From the programming guide: Memory copies from host to device of a memory block of 64 KB or less happen asynchronously.
Doesn’t this type of behavior have a lot of potential for surprises? And what’s the advantage of making such an exception for small host-to-device copies as opposed to larger copies or copies from device to host?
It has been a long time since I have dealt with driver details, txbob can probably provide a more authoritative answer. I think the description in the Programming Guide is a tad misleading.

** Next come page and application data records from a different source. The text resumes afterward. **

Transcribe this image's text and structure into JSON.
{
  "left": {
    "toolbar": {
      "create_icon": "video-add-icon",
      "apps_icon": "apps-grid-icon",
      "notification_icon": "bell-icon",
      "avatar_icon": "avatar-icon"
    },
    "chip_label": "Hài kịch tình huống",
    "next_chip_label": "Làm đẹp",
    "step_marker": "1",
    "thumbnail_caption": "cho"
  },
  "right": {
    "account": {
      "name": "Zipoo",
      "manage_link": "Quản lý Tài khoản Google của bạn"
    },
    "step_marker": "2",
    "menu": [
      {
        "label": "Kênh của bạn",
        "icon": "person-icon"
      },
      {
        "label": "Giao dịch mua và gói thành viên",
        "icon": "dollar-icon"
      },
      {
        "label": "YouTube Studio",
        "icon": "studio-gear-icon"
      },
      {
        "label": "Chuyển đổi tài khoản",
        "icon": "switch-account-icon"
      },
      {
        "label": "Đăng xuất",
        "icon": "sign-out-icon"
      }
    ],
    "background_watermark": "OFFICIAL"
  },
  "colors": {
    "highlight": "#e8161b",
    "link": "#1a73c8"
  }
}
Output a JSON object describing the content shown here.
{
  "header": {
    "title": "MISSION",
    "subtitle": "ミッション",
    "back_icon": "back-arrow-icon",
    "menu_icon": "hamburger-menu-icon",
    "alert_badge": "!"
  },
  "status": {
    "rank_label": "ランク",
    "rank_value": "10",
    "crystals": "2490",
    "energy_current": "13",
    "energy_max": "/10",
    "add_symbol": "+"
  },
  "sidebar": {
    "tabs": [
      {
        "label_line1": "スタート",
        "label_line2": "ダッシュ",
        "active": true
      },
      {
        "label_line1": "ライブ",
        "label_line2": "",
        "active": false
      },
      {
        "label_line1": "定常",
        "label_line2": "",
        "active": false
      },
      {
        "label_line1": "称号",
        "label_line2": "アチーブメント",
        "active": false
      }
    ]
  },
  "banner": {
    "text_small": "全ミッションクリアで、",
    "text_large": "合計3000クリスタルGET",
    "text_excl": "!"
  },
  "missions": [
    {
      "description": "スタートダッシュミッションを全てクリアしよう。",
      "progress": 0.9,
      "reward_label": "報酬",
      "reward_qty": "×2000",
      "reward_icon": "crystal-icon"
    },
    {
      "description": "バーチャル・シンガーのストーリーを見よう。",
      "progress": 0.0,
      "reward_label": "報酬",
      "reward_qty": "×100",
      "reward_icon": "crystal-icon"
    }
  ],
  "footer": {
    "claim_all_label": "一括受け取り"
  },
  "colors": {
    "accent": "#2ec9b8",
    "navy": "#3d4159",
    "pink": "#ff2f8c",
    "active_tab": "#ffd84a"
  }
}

As far as I recall, what is happening is that these small host->device copies are performed by stuffing the data to be transferred into the GPU input queue. So the host data is grabbed synchronously to the host thread as with regular host->device copies. As seen by the host thread, the data is delivered asynchronously to the GPU, just as kernel launch commands are delivered asynchronously. Since the data is transported in-order with kernel launches via the same queue, there are no data dependency issues with a subsequent kernel that consumes the copied data. That is, as seen by kernels executing on the GPU, the arrival of the transferred data is synchronous.
So everything behaves like one would expect based on the CUDA programming model (no races) and what the guide describes is purely an implementation detail. As I recall this mechanism (data transport through GPU input queue) gives a significant performance boost for small data transfers by reducing latency and driver overhead.
Thanks very much for the explanation!